Detroit is in the midst of an economic resurgence, yet many of the city’s Black business leaders say they feel stuck on the outside looking in.
A recent survey by the National Business League shows that while the Motor City is experiencing a much-needed comeback, 80 percent of its most prominent Black entrepreneurs feel they’re being left out and overlooked in the city’s revitalization.
Per the report, several of the city’s Black-owned businesses “felt left out of the current economic boom and opportunities for inclusion in the private sector development opportunities, particularly for major projects like the new hockey arena and old Hudson’s site.”
Another 62 percent of Detroit’s Black entrepreneurs are frustrated with the city and state’s leadership, particularly Gov. Gretchen Whitmer, who they said has done a shoddy job of ensuring they “get a fair shot” at snagging state government contracts and other development opportunities.
Similar frustrations arose in 2014 after The New York Times published an article highlighting small business success in the Corktown neighborhood one year after Detroit filed for the largest municipal bankruptcy in U.S. history. Missing from those success stories, however, was the role of Black businesses in helping the city get back on its feet.
U.S. Census Bureau figures from 2007 showed the city was teeming with Black entrepreneurs — over 32,000 to be exact. Much like today, however, Black business owners said they felt largely excluded from conversations around Detroit’s revitalization and struggled for access to funds and other resources.
“I think, for the most part, Black-owned businesses aren’t getting a piece of the pie,” local bookstore owner Janet Jones told HuffPost at the time. “What about the people who have been doing the hard work of living and working and having business in Detroit for the last 20 years?”
Dr. Ken Harris, president and CEO of the National Business League, said he isn’t at all surprised by the survey’s results.
He commented to radio station WWJ News: “When you look at the federal mandates in particular on federal opportunities that exist through the disadvantaged or DBE program, those numbers are startling. They’re not inclusive of black-owned businesses.”
If Michigan is to compete with the rest of the county, Harris said the state and city leadership must take steps to create more equitable and inclusive policies.

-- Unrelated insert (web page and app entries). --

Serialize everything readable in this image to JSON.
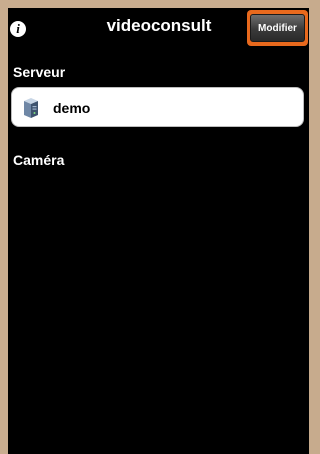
{
  "navbar": {
    "title": "videoconsult",
    "info_icon_glyph": "i",
    "modify_label": "Modifier",
    "highlight_color": "#e8691d"
  },
  "sections": {
    "server_header": "Serveur",
    "camera_header": "Caméra"
  },
  "servers": [
    {
      "label": "demo",
      "icon": "server-icon"
    }
  ]
}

Alexis Wiley, chief of staff of Mayor Mike Duggan‘s administration, said Detroit is doing just that. In fact, she said 80 percent of the recipients of Motor City Match grants have gone to black-owned businesses.
Additionally, Wiley mentioned that Duggan’s administration launched the Entrepreneurs of Color Fund, which grants affordable loans to black-owned small businesses in Detroit.
City leaders admit more can be done to bring Black businesses into the fold, and it’s an effort that they’ll continue working on
“Governor Whitmer recognizes that this has been a longstanding concern, which is why during her first week in office she signed an executive directive to expand opportunities for small and disadvantaged businesses in Michigan,” the governor’s office said in a statement.
“If we’re going to call Michigan a successful state, we’ve got to expand opportunities for business owners in areas that are struggling,” it continued. “Governor Whitmer is proud to have put together the most diverse cabinet in the state’s history who will work to help businesses thrive and who are ready to get to work building bridges between entrepreneurs and state government.”